*Activity*.
Would you restate every entry below word for word? Leave out the pictures.

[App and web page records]
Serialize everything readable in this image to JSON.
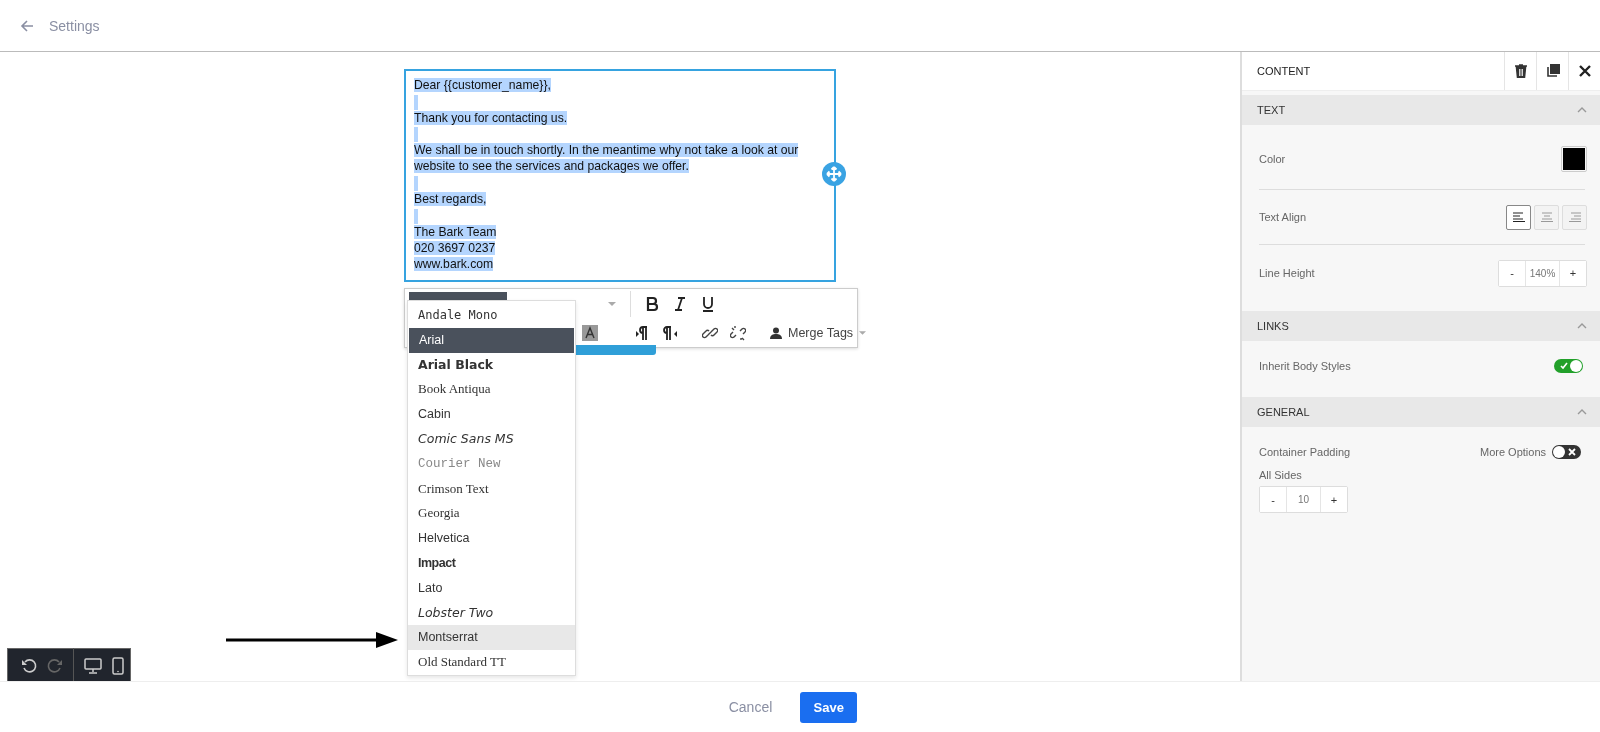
{
  "header": {
    "title": "Settings"
  },
  "editor": {
    "paragraphs": [
      {
        "selected": true,
        "lines": [
          "Dear {{customer_name}},"
        ]
      },
      {
        "selected": true,
        "lines": [
          "Thank you for contacting us."
        ]
      },
      {
        "selected": true,
        "lines": [
          "We shall be in touch shortly. In the meantime why not take a look at our",
          "website to see the services and packages we offer."
        ]
      },
      {
        "selected": true,
        "lines": [
          "Best regards,"
        ]
      },
      {
        "selected": true,
        "lines": [
          "The Bark Team",
          "020 3697 0237",
          "www.bark.com"
        ]
      }
    ]
  },
  "toolbar": {
    "merge_tags": "Merge Tags"
  },
  "font_menu": [
    {
      "label": "Andale Mono",
      "kind": "mono",
      "selected": false,
      "hovered": false
    },
    {
      "label": "Arial",
      "kind": "sans",
      "selected": true,
      "hovered": false
    },
    {
      "label": "Arial Black",
      "kind": "black",
      "selected": false,
      "hovered": false
    },
    {
      "label": "Book Antiqua",
      "kind": "serif",
      "selected": false,
      "hovered": false
    },
    {
      "label": "Cabin",
      "kind": "sans",
      "selected": false,
      "hovered": false
    },
    {
      "label": "Comic Sans MS",
      "kind": "script",
      "selected": false,
      "hovered": false
    },
    {
      "label": "Courier New",
      "kind": "courier",
      "selected": false,
      "hovered": false
    },
    {
      "label": "Crimson Text",
      "kind": "serif",
      "selected": false,
      "hovered": false
    },
    {
      "label": "Georgia",
      "kind": "serif",
      "selected": false,
      "hovered": false
    },
    {
      "label": "Helvetica",
      "kind": "sans",
      "selected": false,
      "hovered": false
    },
    {
      "label": "Impact",
      "kind": "impact",
      "selected": false,
      "hovered": false
    },
    {
      "label": "Lato",
      "kind": "sans",
      "selected": false,
      "hovered": false
    },
    {
      "label": "Lobster Two",
      "kind": "script",
      "selected": false,
      "hovered": false
    },
    {
      "label": "Montserrat",
      "kind": "sans",
      "selected": false,
      "hovered": true
    },
    {
      "label": "Old Standard TT",
      "kind": "serif",
      "selected": false,
      "hovered": false
    }
  ],
  "panel": {
    "title": "CONTENT",
    "sections": [
      {
        "title": "TEXT",
        "expanded": true,
        "rows": [
          {
            "kind": "color",
            "label": "Color",
            "color": "#000000"
          },
          {
            "kind": "align",
            "label": "Text Align",
            "options": [
              {
                "selected": true
              },
              {
                "selected": false
              },
              {
                "selected": false
              }
            ]
          },
          {
            "kind": "stepper",
            "label": "Line Height",
            "minus": "-",
            "value": "140%",
            "plus": "+"
          }
        ]
      },
      {
        "title": "LINKS",
        "expanded": true,
        "rows": [
          {
            "kind": "toggle",
            "label": "Inherit Body Styles",
            "on": true
          }
        ]
      },
      {
        "title": "GENERAL",
        "expanded": true,
        "rows": [
          {
            "kind": "padding",
            "label": "Container Padding",
            "option_label": "More Options",
            "on": false,
            "sub_label": "All Sides",
            "minus": "-",
            "value": "10",
            "plus": "+"
          }
        ]
      }
    ]
  },
  "footer": {
    "cancel": "Cancel",
    "save": "Save"
  }
}
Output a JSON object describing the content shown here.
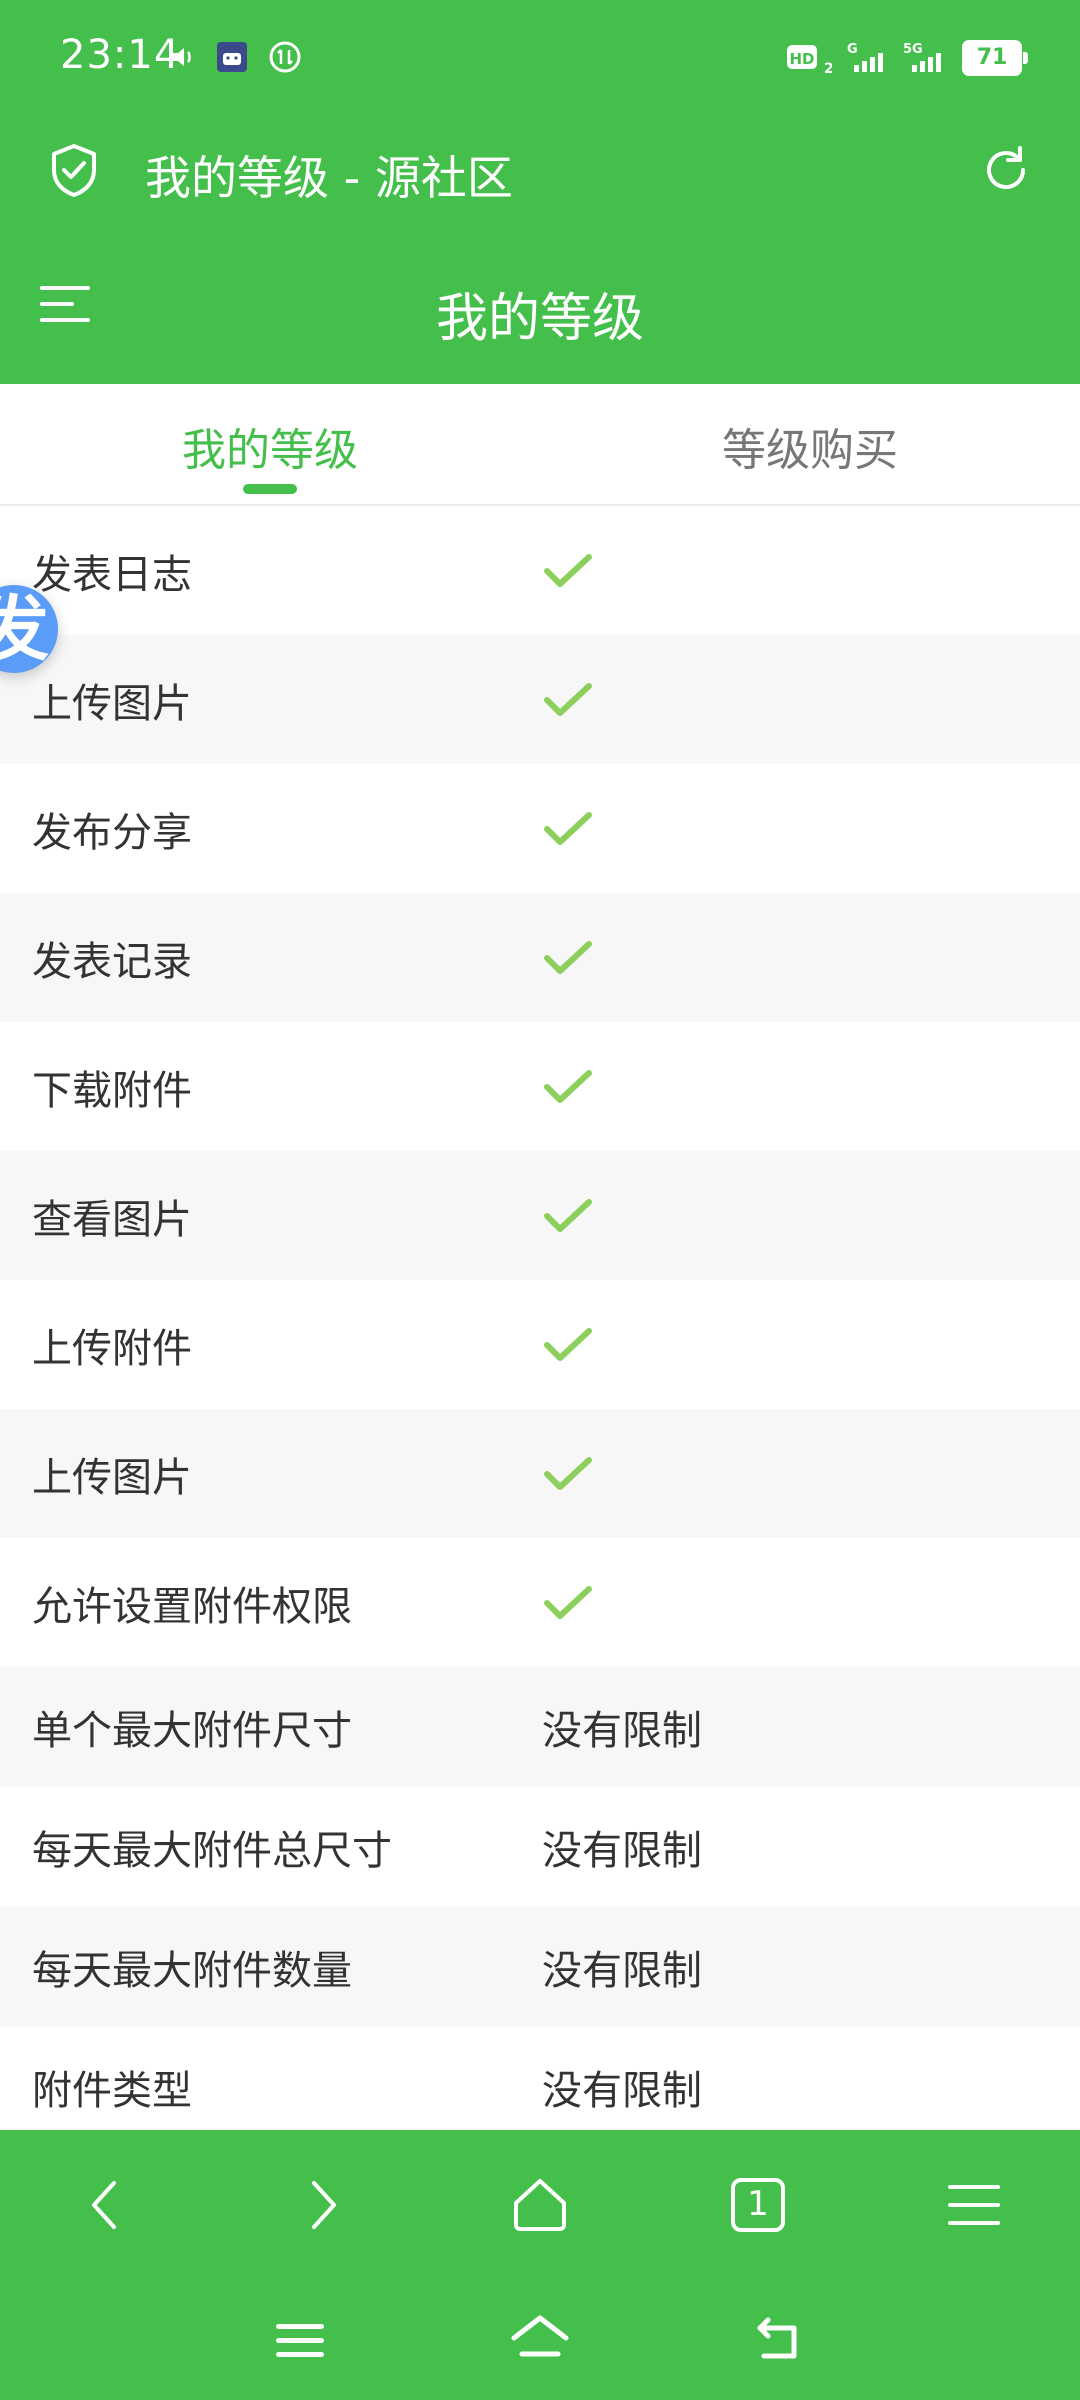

*Expected answer*.
Serialize everything readable in this image to JSON.
{
  "header": {
    "title": "Settings"
  },
  "editor": {
    "paragraphs": [
      {
        "selected": true,
        "lines": [
          "Dear {{customer_name}},"
        ]
      },
      {
        "selected": true,
        "lines": [
          "Thank you for contacting us."
        ]
      },
      {
        "selected": true,
        "lines": [
          "We shall be in touch shortly. In the meantime why not take a look at our",
          "website to see the services and packages we offer."
        ]
      },
      {
        "selected": true,
        "lines": [
          "Best regards,"
        ]
      },
      {
        "selected": true,
        "lines": [
          "The Bark Team",
          "020 3697 0237",
          "www.bark.com"
        ]
      }
    ]
  },
  "toolbar": {
    "merge_tags": "Merge Tags"
  },
  "font_menu": [
    {
      "label": "Andale Mono",
      "kind": "mono",
      "selected": false,
      "hovered": false
    },
    {
      "label": "Arial",
      "kind": "sans",
      "selected": true,
      "hovered": false
    },
    {
      "label": "Arial Black",
      "kind": "black",
      "selected": false,
      "hovered": false
    },
    {
      "label": "Book Antiqua",
      "kind": "serif",
      "selected": false,
      "hovered": false
    },
    {
      "label": "Cabin",
      "kind": "sans",
      "selected": false,
      "hovered": false
    },
    {
      "label": "Comic Sans MS",
      "kind": "script",
      "selected": false,
      "hovered": false
    },
    {
      "label": "Courier New",
      "kind": "courier",
      "selected": false,
      "hovered": false
    },
    {
      "label": "Crimson Text",
      "kind": "serif",
      "selected": false,
      "hovered": false
    },
    {
      "label": "Georgia",
      "kind": "serif",
      "selected": false,
      "hovered": false
    },
    {
      "label": "Helvetica",
      "kind": "sans",
      "selected": false,
      "hovered": false
    },
    {
      "label": "Impact",
      "kind": "impact",
      "selected": false,
      "hovered": false
    },
    {
      "label": "Lato",
      "kind": "sans",
      "selected": false,
      "hovered": false
    },
    {
      "label": "Lobster Two",
      "kind": "script",
      "selected": false,
      "hovered": false
    },
    {
      "label": "Montserrat",
      "kind": "sans",
      "selected": false,
      "hovered": true
    },
    {
      "label": "Old Standard TT",
      "kind": "serif",
      "selected": false,
      "hovered": false
    }
  ],
  "panel": {
    "title": "CONTENT",
    "sections": [
      {
        "title": "TEXT",
        "expanded": true,
        "rows": [
          {
            "kind": "color",
            "label": "Color",
            "color": "#000000"
          },
          {
            "kind": "align",
            "label": "Text Align",
            "options": [
              {
                "selected": true
              },
              {
                "selected": false
              },
              {
                "selected": false
              }
            ]
          },
          {
            "kind": "stepper",
            "label": "Line Height",
            "minus": "-",
            "value": "140%",
            "plus": "+"
          }
        ]
      },
      {
        "title": "LINKS",
        "expanded": true,
        "rows": [
          {
            "kind": "toggle",
            "label": "Inherit Body Styles",
            "on": true
          }
        ]
      },
      {
        "title": "GENERAL",
        "expanded": true,
        "rows": [
          {
            "kind": "padding",
            "label": "Container Padding",
            "option_label": "More Options",
            "on": false,
            "sub_label": "All Sides",
            "minus": "-",
            "value": "10",
            "plus": "+"
          }
        ]
      }
    ]
  },
  "footer": {
    "cancel": "Cancel",
    "save": "Save"
  }
}
Output a JSON object describing the content shown here.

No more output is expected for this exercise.